Exercise goal:
Pick out each line in these entries that contains the string "applications".

Entries taken from a collection:
== Segment start ==

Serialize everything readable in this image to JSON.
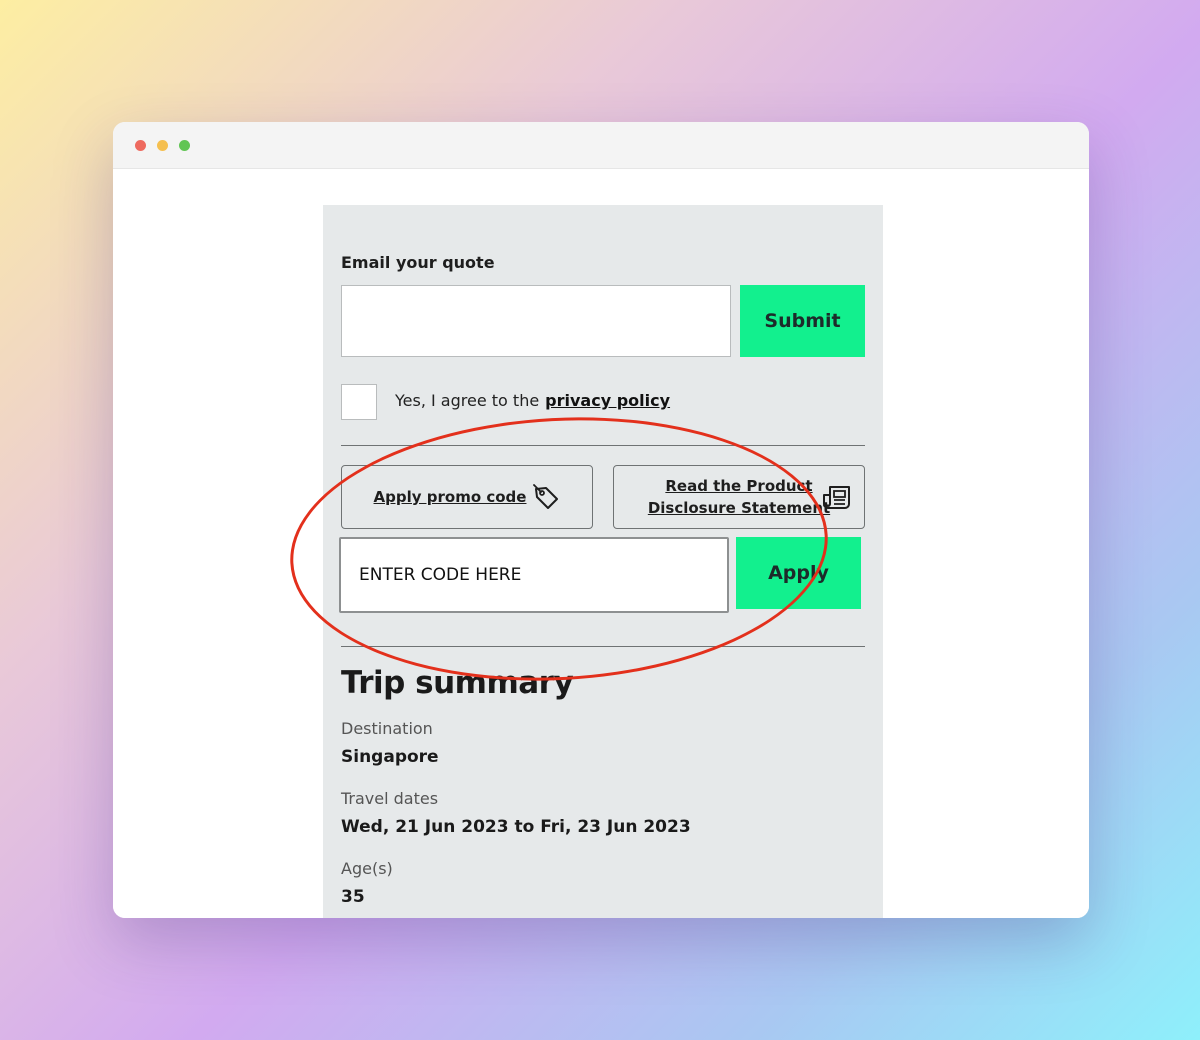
{
  "form": {
    "email_label": "Email your quote",
    "email_value": "",
    "submit_label": "Submit",
    "agree_text": "Yes, I agree to the",
    "privacy_link": "privacy policy"
  },
  "actions": {
    "promo_label": "Apply promo code",
    "pds_line1": "Read the Product",
    "pds_line2": "Disclosure Statement"
  },
  "promo": {
    "input_value": "ENTER CODE HERE",
    "apply_label": "Apply"
  },
  "trip": {
    "title": "Trip summary",
    "destination_label": "Destination",
    "destination_value": "Singapore",
    "dates_label": "Travel dates",
    "dates_value": "Wed, 21 Jun 2023 to Fri, 23 Jun 2023",
    "ages_label": "Age(s)",
    "ages_value": "35"
  },
  "icons": {
    "promo": "price-tag-icon",
    "pds": "document-icon"
  },
  "colors": {
    "accent_green": "#12f08e",
    "annotation_red": "#e3301c",
    "panel_bg": "#e6e9ea"
  }
}
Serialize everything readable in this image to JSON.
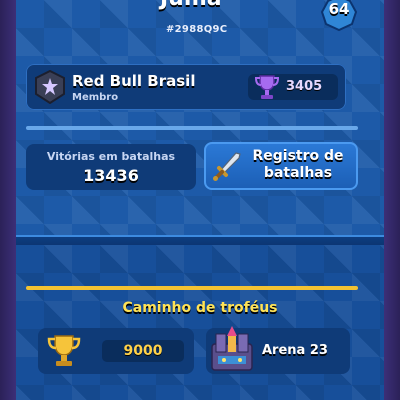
{
  "profile": {
    "player_name": "Juma",
    "level": "64",
    "player_tag": "#2988Q9C"
  },
  "clan": {
    "name": "Red Bull Brasil",
    "role": "Membro",
    "trophies": "3405"
  },
  "stats": {
    "wins_label": "Vitórias em batalhas",
    "wins_value": "13436"
  },
  "battle_log": {
    "label": "Registro de batalhas"
  },
  "trophy_road": {
    "title": "Caminho de troféus",
    "trophies": "9000",
    "arena": "Arena 23"
  },
  "colors": {
    "panel_blue": "#1d5aa8",
    "gold": "#f3c232",
    "purple_trophy": "#9b5de5"
  },
  "icons": [
    "level-badge-icon",
    "clan-badge-icon",
    "purple-trophy-icon",
    "sword-icon",
    "gold-trophy-icon",
    "arena-icon"
  ]
}
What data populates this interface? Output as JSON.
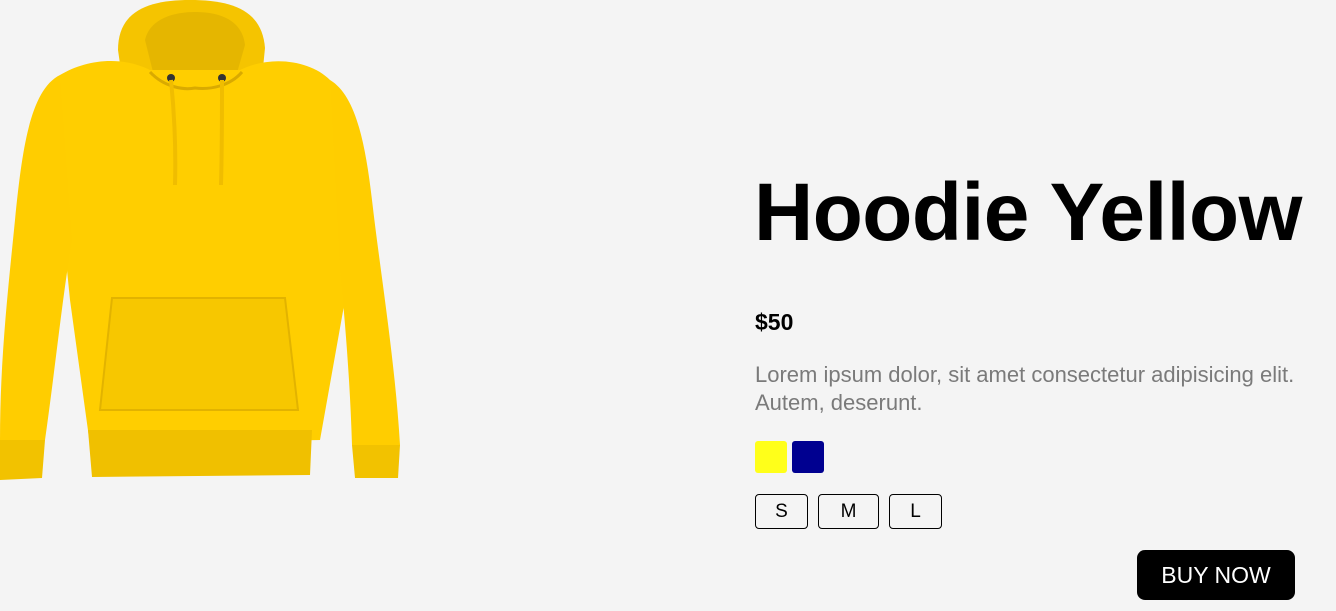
{
  "product": {
    "image_icon": "hoodie-image",
    "title": "Hoodie Yellow",
    "price": "$50",
    "description": "Lorem ipsum dolor, sit amet consectetur adipisicing elit. Autem, deserunt.",
    "colors": [
      {
        "name": "yellow",
        "hex": "#ffff1a"
      },
      {
        "name": "navy",
        "hex": "#000090"
      }
    ],
    "sizes": [
      "S",
      "M",
      "L"
    ],
    "buy_label": "BUY NOW"
  }
}
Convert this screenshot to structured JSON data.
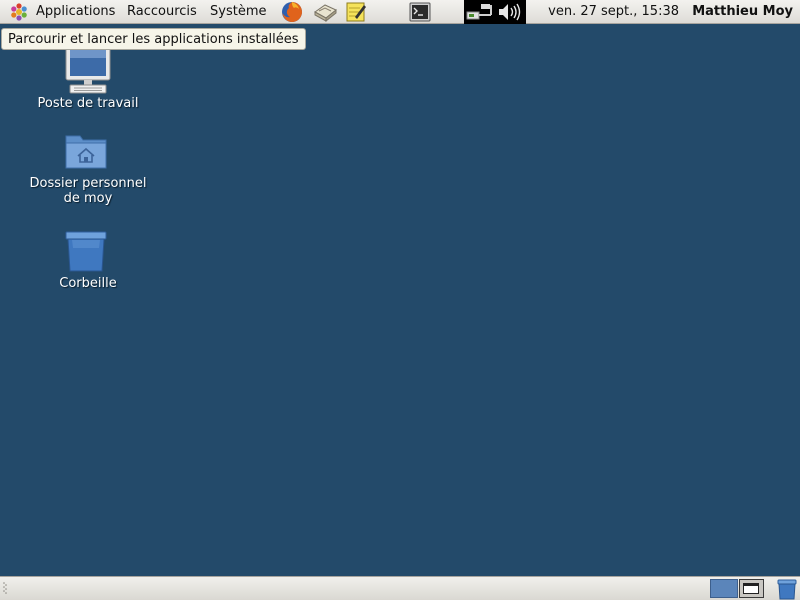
{
  "top_panel": {
    "menus": {
      "applications": "Applications",
      "raccourcis": "Raccourcis",
      "systeme": "Système"
    },
    "launchers": [
      "firefox-icon",
      "mail-icon",
      "notes-icon",
      "terminal-icon"
    ],
    "tray": [
      "network-icon",
      "volume-icon"
    ],
    "clock": "ven. 27 sept., 15:38",
    "user": "Matthieu Moy"
  },
  "tooltip": {
    "text": "Parcourir et lancer les applications installées"
  },
  "desktop": {
    "background_color": "#234a6a",
    "icons": [
      {
        "label": "Poste de travail",
        "icon": "computer-icon"
      },
      {
        "label": "Dossier personnel",
        "label2": "de moy",
        "icon": "home-folder-icon"
      },
      {
        "label": "Corbeille",
        "icon": "trash-icon"
      }
    ]
  },
  "bottom_panel": {
    "workspaces": 2,
    "active_workspace": 1
  }
}
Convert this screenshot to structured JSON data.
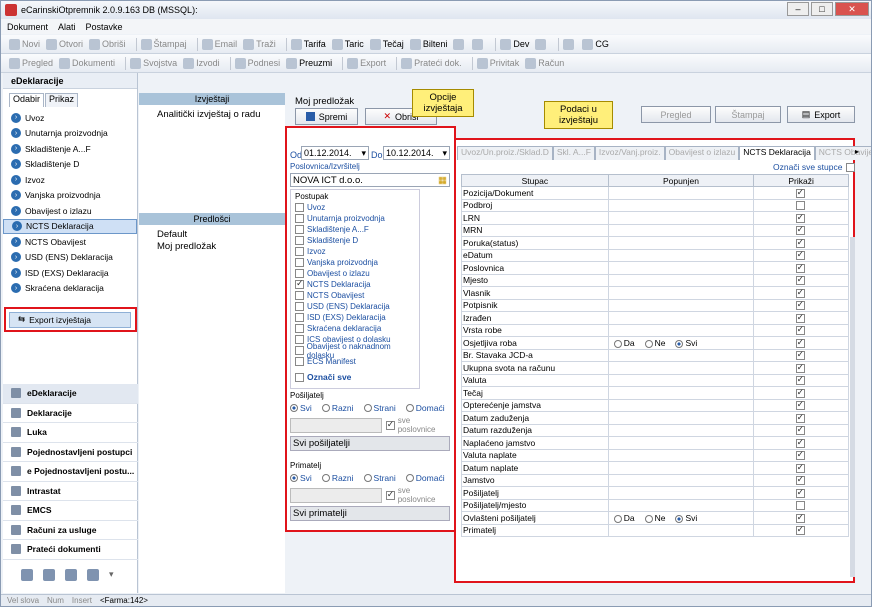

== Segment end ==

Output of the task:
      "applications": "Applications",
    "text": "Parcourir et lancer les applications installées"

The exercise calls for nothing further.